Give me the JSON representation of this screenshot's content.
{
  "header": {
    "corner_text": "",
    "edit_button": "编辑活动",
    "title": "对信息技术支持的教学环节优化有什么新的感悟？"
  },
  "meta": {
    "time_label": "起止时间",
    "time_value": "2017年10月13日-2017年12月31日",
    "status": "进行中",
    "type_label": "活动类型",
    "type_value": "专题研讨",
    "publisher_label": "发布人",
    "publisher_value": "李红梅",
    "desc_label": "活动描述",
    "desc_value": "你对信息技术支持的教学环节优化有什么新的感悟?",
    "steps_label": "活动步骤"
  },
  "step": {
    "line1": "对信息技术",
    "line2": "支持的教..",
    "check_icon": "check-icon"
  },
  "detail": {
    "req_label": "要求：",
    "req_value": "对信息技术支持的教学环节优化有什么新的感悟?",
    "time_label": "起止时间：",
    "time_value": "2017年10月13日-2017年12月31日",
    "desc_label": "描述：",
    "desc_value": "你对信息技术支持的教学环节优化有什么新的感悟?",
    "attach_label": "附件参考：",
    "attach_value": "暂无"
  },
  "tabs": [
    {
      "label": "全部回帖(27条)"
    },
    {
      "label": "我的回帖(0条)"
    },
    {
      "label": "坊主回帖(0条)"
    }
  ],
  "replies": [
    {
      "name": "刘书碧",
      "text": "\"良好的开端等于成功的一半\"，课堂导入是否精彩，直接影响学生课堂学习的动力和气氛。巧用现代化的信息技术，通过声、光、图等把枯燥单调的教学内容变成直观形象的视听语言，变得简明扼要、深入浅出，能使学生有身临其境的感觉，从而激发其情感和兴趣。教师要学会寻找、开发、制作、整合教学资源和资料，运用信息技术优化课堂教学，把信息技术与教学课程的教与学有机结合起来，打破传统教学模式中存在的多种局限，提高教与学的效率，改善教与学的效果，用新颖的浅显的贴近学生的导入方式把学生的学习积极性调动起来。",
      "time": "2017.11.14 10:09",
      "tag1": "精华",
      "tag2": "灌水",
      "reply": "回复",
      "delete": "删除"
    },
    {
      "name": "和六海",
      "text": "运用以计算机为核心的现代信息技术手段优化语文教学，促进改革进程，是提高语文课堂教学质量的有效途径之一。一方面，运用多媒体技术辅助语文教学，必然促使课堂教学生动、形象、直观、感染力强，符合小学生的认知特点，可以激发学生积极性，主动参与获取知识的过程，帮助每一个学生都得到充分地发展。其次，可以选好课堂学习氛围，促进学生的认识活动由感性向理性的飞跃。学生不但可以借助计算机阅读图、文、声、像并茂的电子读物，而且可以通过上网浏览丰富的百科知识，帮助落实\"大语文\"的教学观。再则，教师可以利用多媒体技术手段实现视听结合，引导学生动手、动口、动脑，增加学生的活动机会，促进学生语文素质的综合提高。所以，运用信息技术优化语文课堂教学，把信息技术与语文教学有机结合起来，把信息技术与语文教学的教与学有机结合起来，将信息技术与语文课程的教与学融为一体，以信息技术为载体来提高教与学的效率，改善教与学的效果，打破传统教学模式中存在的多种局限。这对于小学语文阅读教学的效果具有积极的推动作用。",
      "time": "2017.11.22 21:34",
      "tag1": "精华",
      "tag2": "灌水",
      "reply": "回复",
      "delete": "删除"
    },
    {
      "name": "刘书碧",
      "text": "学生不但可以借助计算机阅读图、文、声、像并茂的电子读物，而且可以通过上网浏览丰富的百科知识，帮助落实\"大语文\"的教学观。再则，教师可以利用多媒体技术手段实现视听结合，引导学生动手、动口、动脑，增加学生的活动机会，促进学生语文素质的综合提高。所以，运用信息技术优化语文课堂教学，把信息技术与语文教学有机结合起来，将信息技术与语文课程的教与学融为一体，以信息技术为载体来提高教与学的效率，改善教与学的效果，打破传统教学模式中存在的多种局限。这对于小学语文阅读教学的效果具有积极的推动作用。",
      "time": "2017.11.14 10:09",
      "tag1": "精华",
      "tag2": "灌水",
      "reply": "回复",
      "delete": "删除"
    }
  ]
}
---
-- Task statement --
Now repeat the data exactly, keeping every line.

-- Solution --
Give me the JSON representation of this screenshot's content.
{
  "header": {
    "corner_text": "",
    "edit_button": "编辑活动",
    "title": "对信息技术支持的教学环节优化有什么新的感悟？"
  },
  "meta": {
    "time_label": "起止时间",
    "time_value": "2017年10月13日-2017年12月31日",
    "status": "进行中",
    "type_label": "活动类型",
    "type_value": "专题研讨",
    "publisher_label": "发布人",
    "publisher_value": "李红梅",
    "desc_label": "活动描述",
    "desc_value": "你对信息技术支持的教学环节优化有什么新的感悟?",
    "steps_label": "活动步骤"
  },
  "step": {
    "line1": "对信息技术",
    "line2": "支持的教..",
    "check_icon": "check-icon"
  },
  "detail": {
    "req_label": "要求：",
    "req_value": "对信息技术支持的教学环节优化有什么新的感悟?",
    "time_label": "起止时间：",
    "time_value": "2017年10月13日-2017年12月31日",
    "desc_label": "描述：",
    "desc_value": "你对信息技术支持的教学环节优化有什么新的感悟?",
    "attach_label": "附件参考：",
    "attach_value": "暂无"
  },
  "tabs": [
    {
      "label": "全部回帖(27条)"
    },
    {
      "label": "我的回帖(0条)"
    },
    {
      "label": "坊主回帖(0条)"
    }
  ],
  "replies": [
    {
      "name": "刘书碧",
      "text": "\"良好的开端等于成功的一半\"，课堂导入是否精彩，直接影响学生课堂学习的动力和气氛。巧用现代化的信息技术，通过声、光、图等把枯燥单调的教学内容变成直观形象的视听语言，变得简明扼要、深入浅出，能使学生有身临其境的感觉，从而激发其情感和兴趣。教师要学会寻找、开发、制作、整合教学资源和资料，运用信息技术优化课堂教学，把信息技术与教学课程的教与学有机结合起来，打破传统教学模式中存在的多种局限，提高教与学的效率，改善教与学的效果，用新颖的浅显的贴近学生的导入方式把学生的学习积极性调动起来。",
      "time": "2017.11.14 10:09",
      "tag1": "精华",
      "tag2": "灌水",
      "reply": "回复",
      "delete": "删除"
    },
    {
      "name": "和六海",
      "text": "运用以计算机为核心的现代信息技术手段优化语文教学，促进改革进程，是提高语文课堂教学质量的有效途径之一。一方面，运用多媒体技术辅助语文教学，必然促使课堂教学生动、形象、直观、感染力强，符合小学生的认知特点，可以激发学生积极性，主动参与获取知识的过程，帮助每一个学生都得到充分地发展。其次，可以选好课堂学习氛围，促进学生的认识活动由感性向理性的飞跃。学生不但可以借助计算机阅读图、文、声、像并茂的电子读物，而且可以通过上网浏览丰富的百科知识，帮助落实\"大语文\"的教学观。再则，教师可以利用多媒体技术手段实现视听结合，引导学生动手、动口、动脑，增加学生的活动机会，促进学生语文素质的综合提高。所以，运用信息技术优化语文课堂教学，把信息技术与语文教学有机结合起来，把信息技术与语文教学的教与学有机结合起来，将信息技术与语文课程的教与学融为一体，以信息技术为载体来提高教与学的效率，改善教与学的效果，打破传统教学模式中存在的多种局限。这对于小学语文阅读教学的效果具有积极的推动作用。",
      "time": "2017.11.22 21:34",
      "tag1": "精华",
      "tag2": "灌水",
      "reply": "回复",
      "delete": "删除"
    },
    {
      "name": "刘书碧",
      "text": "学生不但可以借助计算机阅读图、文、声、像并茂的电子读物，而且可以通过上网浏览丰富的百科知识，帮助落实\"大语文\"的教学观。再则，教师可以利用多媒体技术手段实现视听结合，引导学生动手、动口、动脑，增加学生的活动机会，促进学生语文素质的综合提高。所以，运用信息技术优化语文课堂教学，把信息技术与语文教学有机结合起来，将信息技术与语文课程的教与学融为一体，以信息技术为载体来提高教与学的效率，改善教与学的效果，打破传统教学模式中存在的多种局限。这对于小学语文阅读教学的效果具有积极的推动作用。",
      "time": "2017.11.14 10:09",
      "tag1": "精华",
      "tag2": "灌水",
      "reply": "回复",
      "delete": "删除"
    }
  ]
}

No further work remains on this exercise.